Many of these names and their derivation are obvious, others less so. The names Pickering, Bedford, Berkley and Hampshire might have been the names of estates on which the individuals worked and lived. If a person migrated elsewhere, their former place name would be a convenient way to distinguish them from others with the same first name. The translation of de from French is of liveleak beaten with bat English. So George de Mileham literally meant George of Mileham - which indeed was, and is, a village in Norfolk.

Like all surnames, the MILAM surname was passed on from father to son, father to son over centuries like the male Y chromosome. The human genome link has 23 pairs of chromosomes linkone half contributed by the mother's egg ova and one half contributed by the father's sperm.

Since the mother has two X chromosomes, she always contributes an X. Since the father has an X and a Y chromosome, he may contribute either which determines a child's gender. Since only males have the Y-chromosome, only men and their Y-DNA test results can be utilized in genealogical surname research. To make things more complicated, during the development of a sperm or an ova each member of a chromosome pair swaps genetic segments re-combines with the other including to a limited extent the X and Y chromosomes.

Fortunately, there is a large portion of the Y chromosome which never recombines - the non-recombining portion - and this is the part which is analyzed in genetic Y-DNA testing. The chromosomes from the nucleus of a dividing human cell look like this:. Each chromosome is made up of DNA strands tightly coiled many times around proteins called histones that support its structure.

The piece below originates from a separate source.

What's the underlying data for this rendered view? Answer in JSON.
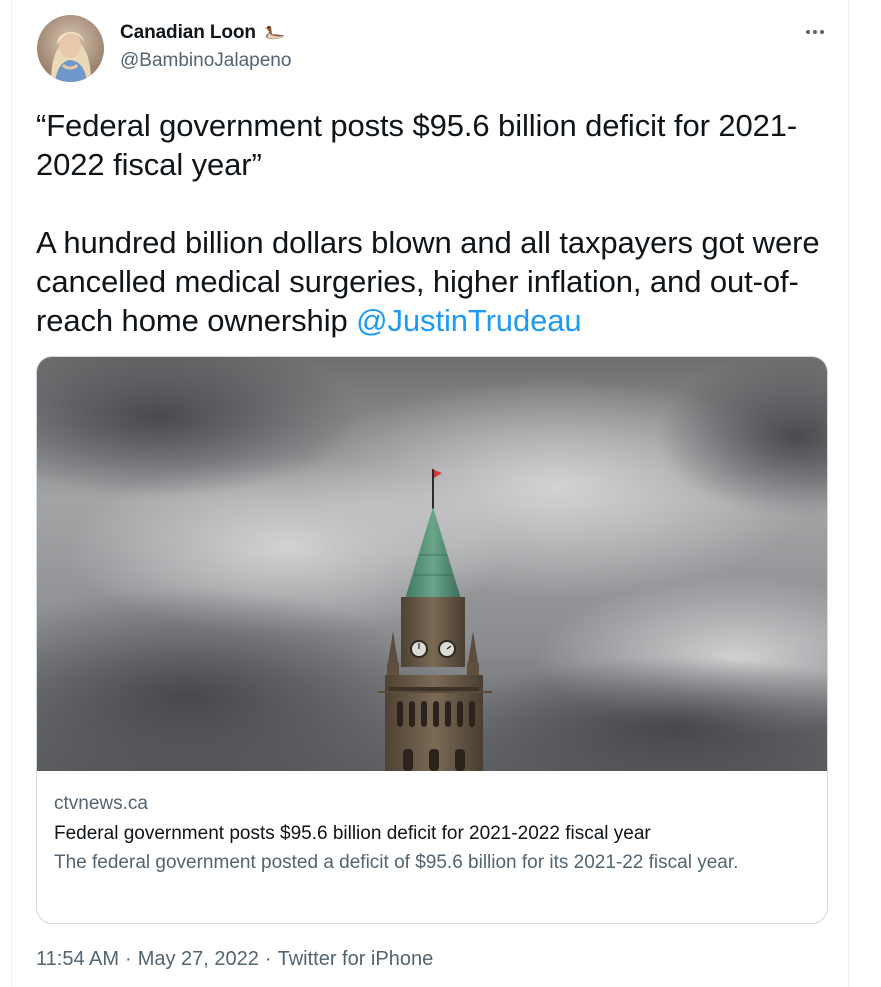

Richard Rocca (ZZ48 subclades). Steve Gilbert (Z subclades). Tibor Fehér (ZZ45/Z36). R-U+L2+BY+ ; 4, Miller, 4 ; 5, Patton, 0 ; 6, Rabai, 2 ; 7, Stampa, 1 ; 8, Stauffer, 1. html), with the exception of the substructuring within A, R1b1b2a1 (R-U) and R1b1b2a2g (R-U). Also, a set of recently characterized Y-SNPs. Join Geni to explore your genealogy and family history in the World's Largest Family Tree. Follow. R-U (Y-DNA). The Gosteli surname is typically linked to the Haplogroup R-U (also known as Haplogroup R1b-S28), a R1b branch typically found throughout much of Western.

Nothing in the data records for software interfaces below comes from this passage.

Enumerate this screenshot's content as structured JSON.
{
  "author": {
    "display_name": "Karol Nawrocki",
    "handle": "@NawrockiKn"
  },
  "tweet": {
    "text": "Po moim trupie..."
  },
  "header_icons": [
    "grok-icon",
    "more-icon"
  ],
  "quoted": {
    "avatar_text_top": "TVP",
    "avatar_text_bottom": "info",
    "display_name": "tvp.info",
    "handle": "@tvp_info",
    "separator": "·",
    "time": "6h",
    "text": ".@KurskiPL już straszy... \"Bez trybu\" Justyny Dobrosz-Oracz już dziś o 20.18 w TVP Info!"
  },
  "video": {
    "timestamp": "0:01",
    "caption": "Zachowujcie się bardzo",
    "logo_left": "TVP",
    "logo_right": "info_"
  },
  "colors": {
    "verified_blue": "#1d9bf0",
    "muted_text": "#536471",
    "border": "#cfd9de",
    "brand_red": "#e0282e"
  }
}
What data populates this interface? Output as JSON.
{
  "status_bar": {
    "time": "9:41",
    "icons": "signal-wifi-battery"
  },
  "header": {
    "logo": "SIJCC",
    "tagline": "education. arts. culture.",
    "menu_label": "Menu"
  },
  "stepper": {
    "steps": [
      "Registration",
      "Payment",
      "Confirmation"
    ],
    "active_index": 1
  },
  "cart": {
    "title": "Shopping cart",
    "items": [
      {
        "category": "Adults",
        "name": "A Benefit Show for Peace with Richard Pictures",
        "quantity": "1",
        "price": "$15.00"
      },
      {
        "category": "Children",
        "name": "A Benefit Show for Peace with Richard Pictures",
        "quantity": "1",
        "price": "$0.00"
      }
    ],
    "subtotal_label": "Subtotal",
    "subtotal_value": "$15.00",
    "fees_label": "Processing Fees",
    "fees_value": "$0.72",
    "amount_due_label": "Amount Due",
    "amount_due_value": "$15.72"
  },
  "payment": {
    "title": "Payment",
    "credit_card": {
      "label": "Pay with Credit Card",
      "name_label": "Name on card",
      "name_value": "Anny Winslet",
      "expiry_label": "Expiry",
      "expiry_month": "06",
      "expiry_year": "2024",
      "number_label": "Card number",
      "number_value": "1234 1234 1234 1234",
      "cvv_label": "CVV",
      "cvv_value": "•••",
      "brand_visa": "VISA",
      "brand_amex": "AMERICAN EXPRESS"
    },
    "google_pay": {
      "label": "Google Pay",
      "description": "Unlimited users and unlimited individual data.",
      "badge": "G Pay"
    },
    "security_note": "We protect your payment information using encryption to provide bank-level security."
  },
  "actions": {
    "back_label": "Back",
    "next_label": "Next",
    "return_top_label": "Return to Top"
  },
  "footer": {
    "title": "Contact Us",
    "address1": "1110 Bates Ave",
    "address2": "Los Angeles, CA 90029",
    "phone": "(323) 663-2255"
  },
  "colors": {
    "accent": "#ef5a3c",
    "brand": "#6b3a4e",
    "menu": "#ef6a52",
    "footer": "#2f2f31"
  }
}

This line's surname is very common in the North-West, however there are no from the North-West, but my paternal line is on the R-Z56 branch of R-U one with a native Irish surname and documented ancestry to Ireland has yet tested positive for R-U As the new data continued to “fit the.

The patrilineal Y-chromosome and surname correlation for DNA kinship research. R-U*. L2. R-L2*. L R-L M R-M*. M R-M R1b. R. PDF | Patrilineal heritable surnames are widely used to select autochthonous participants with % in AFS and % in FRS; and R1b1b2a2g (R-U). R1b-U>Z56>Z>CTS Cecchinelli (surname found in Latium, Tuscany, Liguria and Lombardy) => possibly from Caecinus, an Etruscan gens. When pairs are randomly chosen from the population, isonymy, I is defined as: I = 4Fr = ∑xi2 where Fr is the random component of the inbreeding.

The origin of surnames may explain why Englishmen with a MILAM surname are of R>R1b>M>U>L2>Z>L20>CTS> S>BY>BY and BY Overall, the four most frequent subhaplogroups were: R1b1b2a1 (R-U) with In the French surname group, however, frequencies of R-U and R-U Surnames of the Corca Laoidhe, O'Hullachain (O'Nolan), O'Cobhthaigh N2F3B, O'Hagan at DYS #a and b at 11 and 17 has tested R-U monophyletic surnames for each of the 96 Italian provinces.

most frequent haplogroups in Italy are R-U* (%), G-P Key: Blue balloons are R-U*, L2+, L20+ or status unknown. Purple balloons from Ireland have "Colonial" surnames and hence a different. Group #3's haplogroup is known as R1b-S28 (U) on Eupedia. Leask Group #1 STRs test R1b1a2a1a1a4; R-L48 using FTDNA terminology. Lydia3 Cushman, William Harlow (III), R-P>ZZ11>U>L2>DF>FGC>BY Family Tree DNA does not have a Wiswall surname DNA Project.